Mud Sharks is the first novel written by former Adam & The (original) Ants and Bow Wow Wow drummer Dave Barbarossa and it is a remarkable debut.  A powerful story of a young man’s journey from a painful adolescence into the early London punk rock scene to success and all the emotions that go with these phases.  It is a tale of heartbreak, heartache, abuse, drugs, sex, joy, fame, loss and realization – everything you could want in a novel.  It doesn’t matter if you don’t know the “Britishisms” in the way the book is written – you will completely be absorbed in the story and feel the ups-and-downs that Harry, the story’s protagonist and narrator, experiences.  It is a gripping tale that held me from the first to the end. Rather than give away too much of the plot, I will simply suggest that you track down a copy of this fine piece of writing (it was a little difficult to get) and read it for yourself.  I look forward to seeing what Mr. …
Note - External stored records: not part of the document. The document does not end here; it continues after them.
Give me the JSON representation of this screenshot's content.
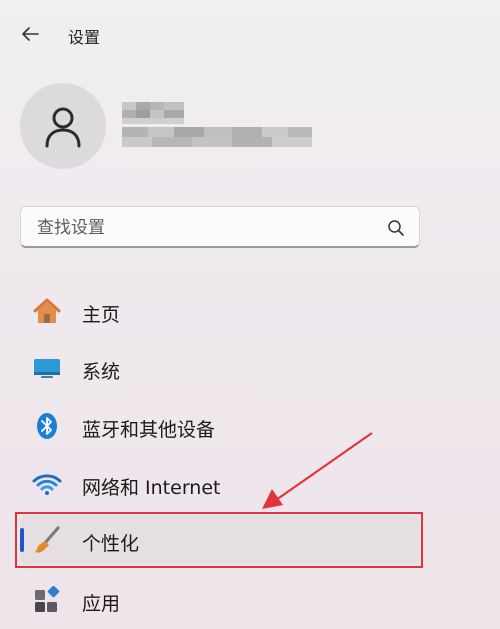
{
  "header": {
    "title": "设置"
  },
  "account": {
    "name": "",
    "email": ""
  },
  "search": {
    "placeholder": "查找设置"
  },
  "nav": [
    {
      "label": "主页",
      "icon": "home-icon"
    },
    {
      "label": "系统",
      "icon": "system-display-icon"
    },
    {
      "label": "蓝牙和其他设备",
      "icon": "bluetooth-icon"
    },
    {
      "label": "网络和 Internet",
      "icon": "wifi-icon"
    },
    {
      "label": "个性化",
      "icon": "paintbrush-icon",
      "selected": true
    },
    {
      "label": "应用",
      "icon": "apps-icon"
    }
  ],
  "colors": {
    "accent": "#1a5ac8",
    "annotation": "#e0353a"
  }
}
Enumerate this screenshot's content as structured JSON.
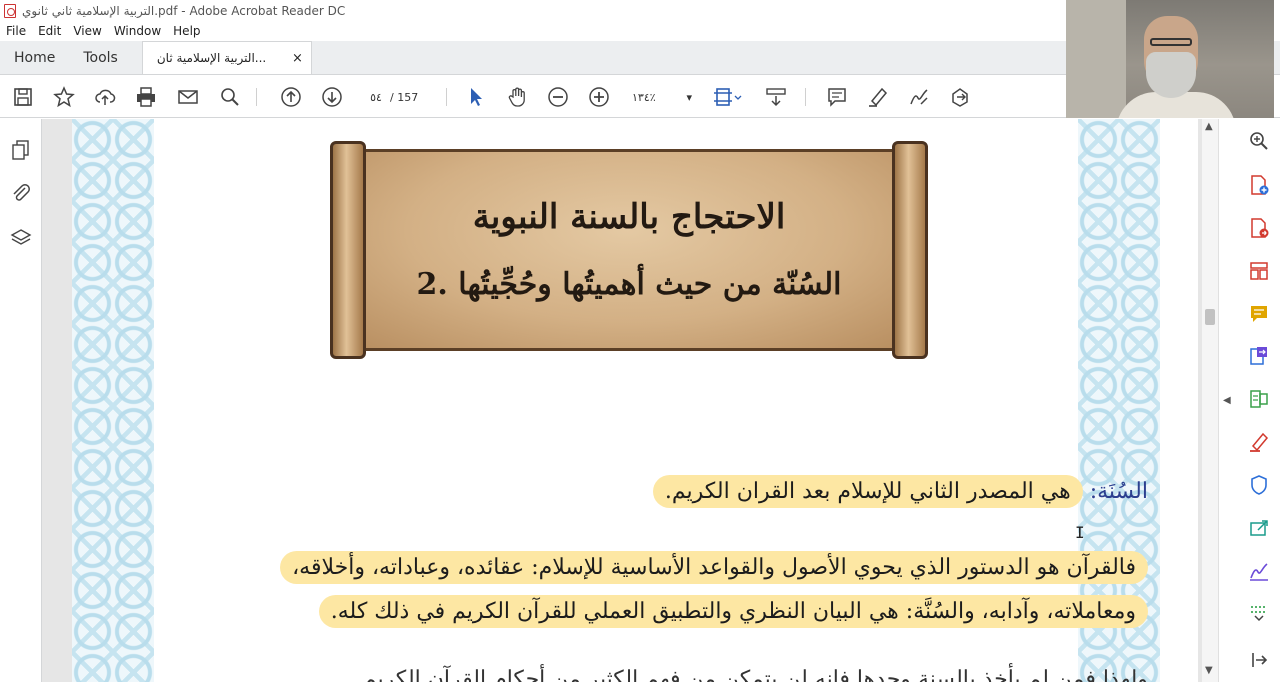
{
  "window": {
    "title": "التربية الإسلامية ثاني ثانوي.pdf - Adobe Acrobat Reader DC"
  },
  "menu": [
    "File",
    "Edit",
    "View",
    "Window",
    "Help"
  ],
  "tabs": {
    "home": "Home",
    "tools": "Tools",
    "document": "التربية الإسلامية ثان...",
    "close_glyph": "×"
  },
  "toolbar": {
    "page_current": "٥٤",
    "page_total": "/ 157",
    "zoom": "١٣٤٪",
    "zoom_caret": "▾"
  },
  "document": {
    "banner_title": "الاحتجاج بالسنة النبوية",
    "banner_subtitle": "2. السُنّة من حيث أهميتُها وحُجِّيتُها",
    "para1_term": "السُنَة:",
    "para1_text": "هي المصدر الثاني للإسلام بعد القران الكريم.",
    "para2_line1": "فالقرآن هو الدستور الذي يحوي الأصول والقواعد الأساسية للإسلام: عقائده، وعباداته، وأخلاقه،",
    "para2_line2": "ومعاملاته، وآدابه، والسُنَّة: هي البيان النظري والتطبيق العملي للقرآن الكريم في ذلك كله.",
    "para3_partial": "ولهذا فمن لم يأخذ بالسنة وحدها فإنه لن يتمكن من فهم الكثير من أحكام القرآن الكريم"
  },
  "cursor_glyph": "I",
  "scrollbar": {
    "up": "▲",
    "down": "▼"
  },
  "pane_arrows": {
    "left": "◀",
    "right": "◀"
  },
  "colors": {
    "accent_blue": "#2d5fb4",
    "highlight": "#fde7a3",
    "pdf_red": "#d23a2f",
    "tool_icons": [
      "#2d6fd8",
      "#d23a2f",
      "#d23a2f",
      "#d23a2f",
      "#e0a500",
      "#2d6fd8",
      "#3aa04a",
      "#d23a2f",
      "#2d6fd8",
      "#1a9c8c",
      "#6b4bd8",
      "#1e9a3a"
    ]
  },
  "icons": {
    "toolbar": [
      "save-icon",
      "bookmark-star-icon",
      "upload-cloud-icon",
      "print-icon",
      "email-icon",
      "zoom-search-icon",
      "page-up-icon",
      "page-down-icon",
      "select-arrow-icon",
      "hand-pan-icon",
      "zoom-out-icon",
      "zoom-in-icon",
      "fit-page-icon",
      "scroll-mode-icon",
      "comment-icon",
      "highlight-pen-icon",
      "sign-icon",
      "more-tools-icon"
    ],
    "left": [
      "pages-icon",
      "attachments-icon",
      "layers-icon"
    ],
    "right": [
      "search-zoom-icon",
      "create-pdf-icon",
      "export-pdf-icon",
      "organize-pages-icon",
      "comment-tool-icon",
      "send-for-review-icon",
      "edit-pdf-icon",
      "fill-sign-icon",
      "protect-icon",
      "share-icon",
      "signature-icon",
      "more-tool-icon",
      "expand-panel-icon"
    ]
  }
}
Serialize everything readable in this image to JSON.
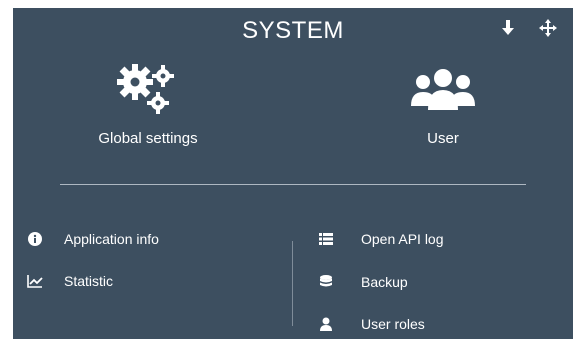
{
  "panel": {
    "title": "SYSTEM",
    "header_icons": [
      "arrow-down-icon",
      "move-icon"
    ]
  },
  "tiles": [
    {
      "label": "Global settings",
      "icon": "gears-icon"
    },
    {
      "label": "User",
      "icon": "users-icon"
    }
  ],
  "links_left": [
    {
      "label": "Application info",
      "icon": "info-icon"
    },
    {
      "label": "Statistic",
      "icon": "line-chart-icon"
    }
  ],
  "links_right": [
    {
      "label": "Open API log",
      "icon": "list-icon"
    },
    {
      "label": "Backup",
      "icon": "database-icon"
    },
    {
      "label": "User roles",
      "icon": "user-lock-icon"
    }
  ],
  "colors": {
    "panel_bg": "#3d4f60",
    "text": "#ffffff",
    "divider": "#aeb8c2"
  }
}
The Friday Mixtape: 7/31/09

We, at the site, really do strive to bring the coolest stuff possible to the readers and I think you’d agree our commitment pays off. But sometimes things float through our transom that don’t make it to the site for one reason or another. Such was the case when your own, your very own Dirk McQuickly Jason Hare e-mailed some links to the staff. A friend of his transferred old cassettes recorded from radio broadcasts in the ’80s, complete with commercials, DJ banter and other ephemera, to MP3. Nerdlet that I am, I downloaded as many as I could and reveled in a little regressive therapy at maximum volume. Then I recalled, “Wait a minute. I’m a notorious packrat! I might have a few tapes of my own!” I did, in fact. Recordings of the fabled WPLJ from 1980s New York actually existed in a tape box that had an inch of dust congealed atop it. I thought this would be a very cool addition to our little Internet menagerie, and it would have been …

Lost in the ’80s: Wide Boy Awake

Here’s an example of a great song that couldn’t be confined to a B-side. Wide Boy Awake was Adam & the Ants bassist Kevin Mooney’s first project after splitting from the Ants following 1980’s Kings of the Wild Frontier. While his new group only released a handful of tracks, two became club hits, one of which is still fondly remembered and played on “retro” club nights to this day. “Chicken Outlaw” (1982) was not that song.  It was, however, the first official Wide Boy Awake single and did fairly well in the UK, charting decently and getting the band on a few TV shows where they mimed the song in the usual fashion. It also got some scant airplay on new-wave radio stations and in progressive clubs in America, but it wasn’t exactly the group’s best tune. Wide Boy Awake’s best song was hidden on “Chicken Outlaw’s” flip side, just waiting to be spun: “Slang Teacher” is a funky new-wave number that couldn’t be denied, as club DJs gladly flipped the disc to spin this …